§ What the exercise asks
What is the number of lines in the listing below that contain the word "count"? Give only that number.

(Task inputs begins)

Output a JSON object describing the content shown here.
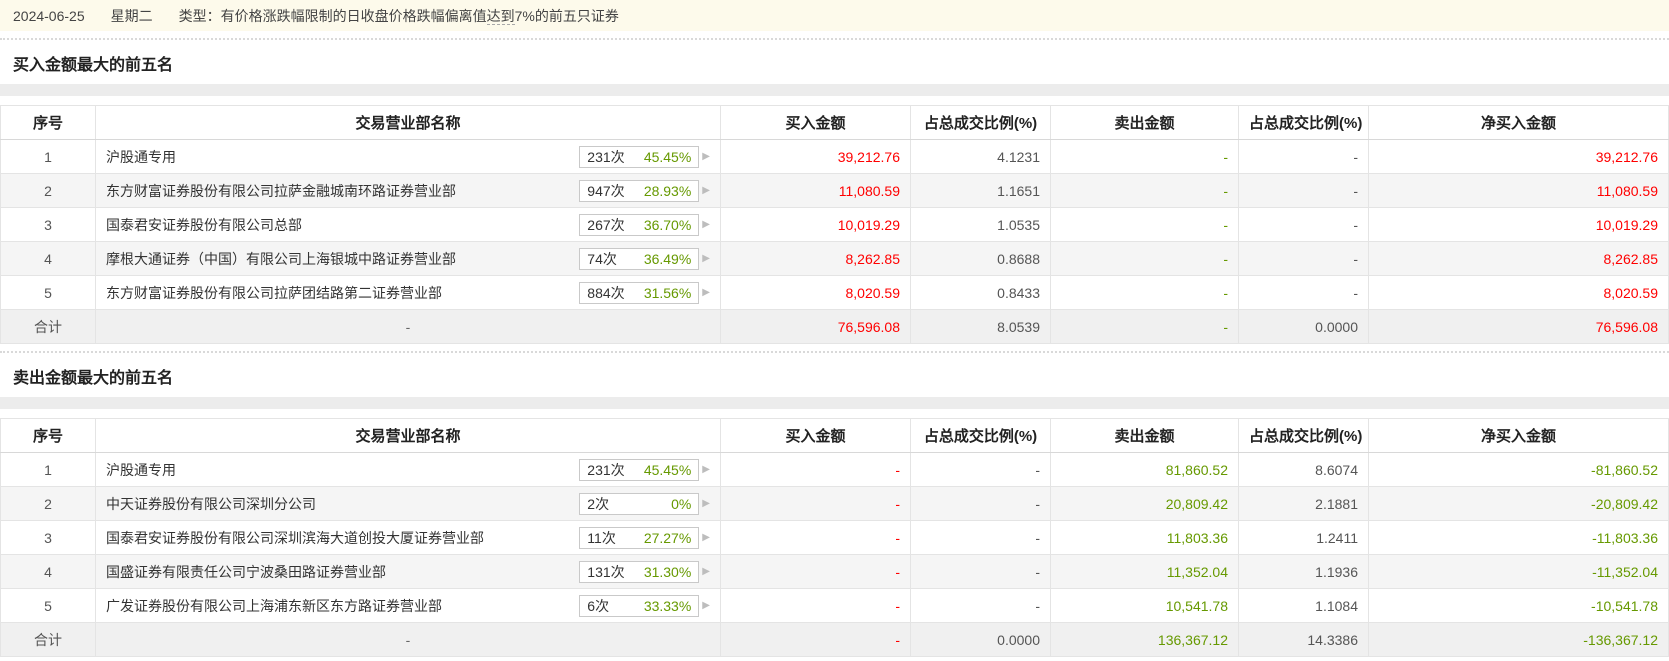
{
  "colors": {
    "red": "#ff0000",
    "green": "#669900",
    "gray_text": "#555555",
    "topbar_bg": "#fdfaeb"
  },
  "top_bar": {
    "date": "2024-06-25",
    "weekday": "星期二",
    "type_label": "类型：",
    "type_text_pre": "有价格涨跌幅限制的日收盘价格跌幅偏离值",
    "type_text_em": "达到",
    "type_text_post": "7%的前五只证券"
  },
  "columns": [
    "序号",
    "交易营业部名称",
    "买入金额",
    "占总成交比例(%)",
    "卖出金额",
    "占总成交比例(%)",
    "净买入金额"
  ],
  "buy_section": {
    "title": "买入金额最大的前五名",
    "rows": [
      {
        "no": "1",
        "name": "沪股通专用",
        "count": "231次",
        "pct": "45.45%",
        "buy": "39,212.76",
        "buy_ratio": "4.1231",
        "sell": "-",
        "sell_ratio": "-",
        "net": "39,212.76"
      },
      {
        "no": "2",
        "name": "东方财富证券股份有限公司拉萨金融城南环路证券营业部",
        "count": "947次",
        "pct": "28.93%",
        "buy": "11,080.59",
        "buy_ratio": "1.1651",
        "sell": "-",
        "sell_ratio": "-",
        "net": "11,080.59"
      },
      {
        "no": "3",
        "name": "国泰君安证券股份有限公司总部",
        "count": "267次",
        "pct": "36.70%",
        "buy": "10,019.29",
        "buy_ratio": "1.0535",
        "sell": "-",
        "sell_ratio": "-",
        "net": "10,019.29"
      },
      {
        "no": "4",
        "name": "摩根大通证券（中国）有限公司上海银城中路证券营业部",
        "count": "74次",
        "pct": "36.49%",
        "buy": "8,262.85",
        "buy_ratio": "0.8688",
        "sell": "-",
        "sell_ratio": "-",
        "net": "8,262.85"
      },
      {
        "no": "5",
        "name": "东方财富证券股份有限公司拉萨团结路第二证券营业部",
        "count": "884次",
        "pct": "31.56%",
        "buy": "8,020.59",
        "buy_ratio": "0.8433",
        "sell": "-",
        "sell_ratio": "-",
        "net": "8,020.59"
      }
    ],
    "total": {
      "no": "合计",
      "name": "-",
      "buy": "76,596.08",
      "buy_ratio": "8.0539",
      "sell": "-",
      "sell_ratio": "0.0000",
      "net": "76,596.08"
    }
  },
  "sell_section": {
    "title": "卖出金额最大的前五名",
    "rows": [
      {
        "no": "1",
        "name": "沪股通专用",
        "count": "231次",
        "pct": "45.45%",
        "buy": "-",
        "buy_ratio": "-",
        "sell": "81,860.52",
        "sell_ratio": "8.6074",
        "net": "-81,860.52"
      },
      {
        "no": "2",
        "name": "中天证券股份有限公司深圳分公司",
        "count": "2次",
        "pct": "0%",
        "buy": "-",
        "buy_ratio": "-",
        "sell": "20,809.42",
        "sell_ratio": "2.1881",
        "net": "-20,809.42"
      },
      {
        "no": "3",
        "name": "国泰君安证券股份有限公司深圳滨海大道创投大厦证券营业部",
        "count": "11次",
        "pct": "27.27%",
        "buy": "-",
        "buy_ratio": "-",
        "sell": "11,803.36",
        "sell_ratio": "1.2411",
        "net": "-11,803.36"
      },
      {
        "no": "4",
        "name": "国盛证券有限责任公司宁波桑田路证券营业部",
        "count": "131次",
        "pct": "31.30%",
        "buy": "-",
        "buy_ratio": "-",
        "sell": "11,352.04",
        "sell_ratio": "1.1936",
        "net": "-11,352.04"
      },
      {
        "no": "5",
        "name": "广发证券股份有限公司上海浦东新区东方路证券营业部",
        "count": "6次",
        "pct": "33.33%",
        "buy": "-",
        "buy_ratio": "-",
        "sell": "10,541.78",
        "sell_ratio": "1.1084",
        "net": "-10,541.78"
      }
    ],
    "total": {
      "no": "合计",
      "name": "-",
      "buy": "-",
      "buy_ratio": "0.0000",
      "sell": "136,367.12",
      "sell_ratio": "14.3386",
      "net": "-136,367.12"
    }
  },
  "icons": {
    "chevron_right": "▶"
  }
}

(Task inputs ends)

§ Your solution
10